◆ Task directions: Every line in the listing below that holds the word "JSON" should be returned.

◆ Input material:
· · ·

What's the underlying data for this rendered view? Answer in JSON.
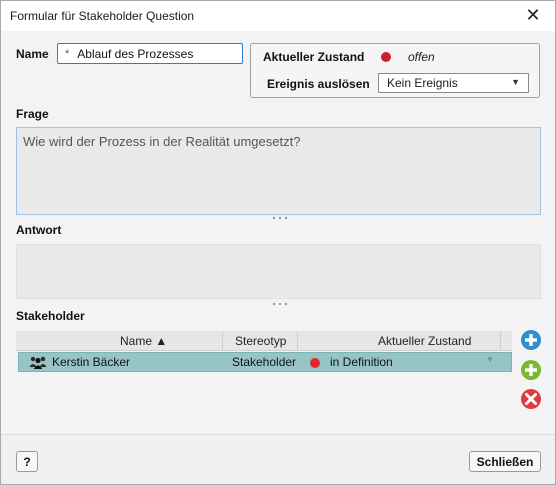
{
  "window": {
    "title": "Formular für Stakeholder Question"
  },
  "name": {
    "label": "Name",
    "required_mark": "*",
    "value": "Ablauf des Prozesses"
  },
  "state": {
    "current_label": "Aktueller Zustand",
    "current_value": "offen",
    "current_color": "#c8232b",
    "event_label": "Ereignis auslösen",
    "event_value": "Kein Ereignis"
  },
  "frage": {
    "label": "Frage",
    "value": "Wie wird der Prozess in der Realität umgesetzt?"
  },
  "antwort": {
    "label": "Antwort",
    "value": ""
  },
  "stakeholder": {
    "label": "Stakeholder",
    "columns": [
      "Name ▲",
      "Stereotyp",
      "Aktueller Zustand"
    ],
    "rows": [
      {
        "name": "Kerstin Bäcker",
        "stereotype": "Stakeholder",
        "state": "in Definition",
        "state_color": "#e02828"
      }
    ],
    "selected_row_color": "#97c5c5",
    "actions": [
      "add-icon",
      "add-new-icon",
      "remove-icon"
    ]
  },
  "footer": {
    "help_label": "?",
    "close_label": "Schließen"
  }
}
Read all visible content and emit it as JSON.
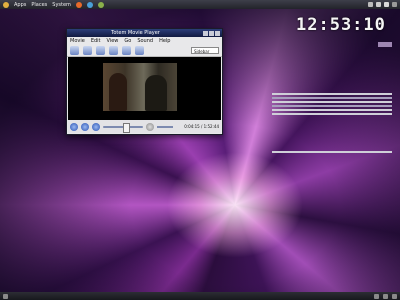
{
  "top_panel": {
    "menus": [
      "Apps",
      "Places",
      "System"
    ]
  },
  "player": {
    "title": "Totem Movie Player",
    "menus": [
      "Movie",
      "Edit",
      "View",
      "Go",
      "Sound",
      "Help"
    ],
    "combo": "Sidebar",
    "time": "0:04:15 / 1:52:44"
  },
  "clock": "12:53:10",
  "colors": {
    "panel": "#2c2d34",
    "titlebar": "#111a40"
  }
}
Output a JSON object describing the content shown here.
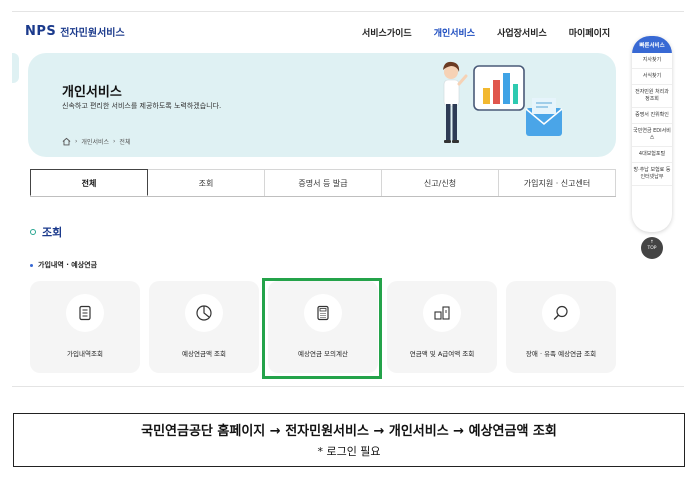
{
  "header": {
    "logo_mark": "NPS",
    "logo_text": "전자민원서비스",
    "nav": [
      "서비스가이드",
      "개인서비스",
      "사업장서비스",
      "마이페이지"
    ],
    "active_nav": "개인서비스"
  },
  "quick_menu": {
    "title": "빠른서비스",
    "items": [
      "지사찾기",
      "서식찾기",
      "전자민원 처리과정조회",
      "증명서 진위확인",
      "국민연금 EDI서비스",
      "4대보험포털",
      "방·추납 보험료 등 인터넷납부"
    ],
    "top_label": "TOP"
  },
  "banner": {
    "title": "개인서비스",
    "subtitle": "신속하고 편리한 서비스를 제공하도록 노력하겠습니다.",
    "breadcrumb": [
      "개인서비스",
      "전체"
    ]
  },
  "tabs": [
    "전체",
    "조회",
    "증명서 등 발급",
    "신고/신청",
    "가입지원 · 신고센터"
  ],
  "active_tab": "전체",
  "section": {
    "title": "조회",
    "subtitle": "가입내역 · 예상연금"
  },
  "cards": [
    {
      "label": "가입내역조회",
      "icon": "document-list-icon"
    },
    {
      "label": "예상연금액 조회",
      "icon": "pie-chart-icon"
    },
    {
      "label": "예상연금 모의계산",
      "icon": "calculator-icon"
    },
    {
      "label": "연금액 및 A급여액 조회",
      "icon": "bar-compare-icon"
    },
    {
      "label": "장애 · 유족 예상연금 조회",
      "icon": "magnifier-icon"
    }
  ],
  "highlighted_card": "예상연금 모의계산",
  "caption": {
    "line1": "국민연금공단 홈페이지 → 전자민원서비스 → 개인서비스 → 예상연금액 조회",
    "line2": "* 로그인 필요"
  },
  "colors": {
    "brand": "#1b3a8c",
    "accent": "#3869d4",
    "banner_bg": "#dff1f3",
    "highlight": "#24a34a"
  }
}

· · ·

◆ Problem solution:
What's the underlying data for this rendered view? Answer in JSON.
Read all visible content and emit it as JSON.
Output a JSON object describing the content shown here.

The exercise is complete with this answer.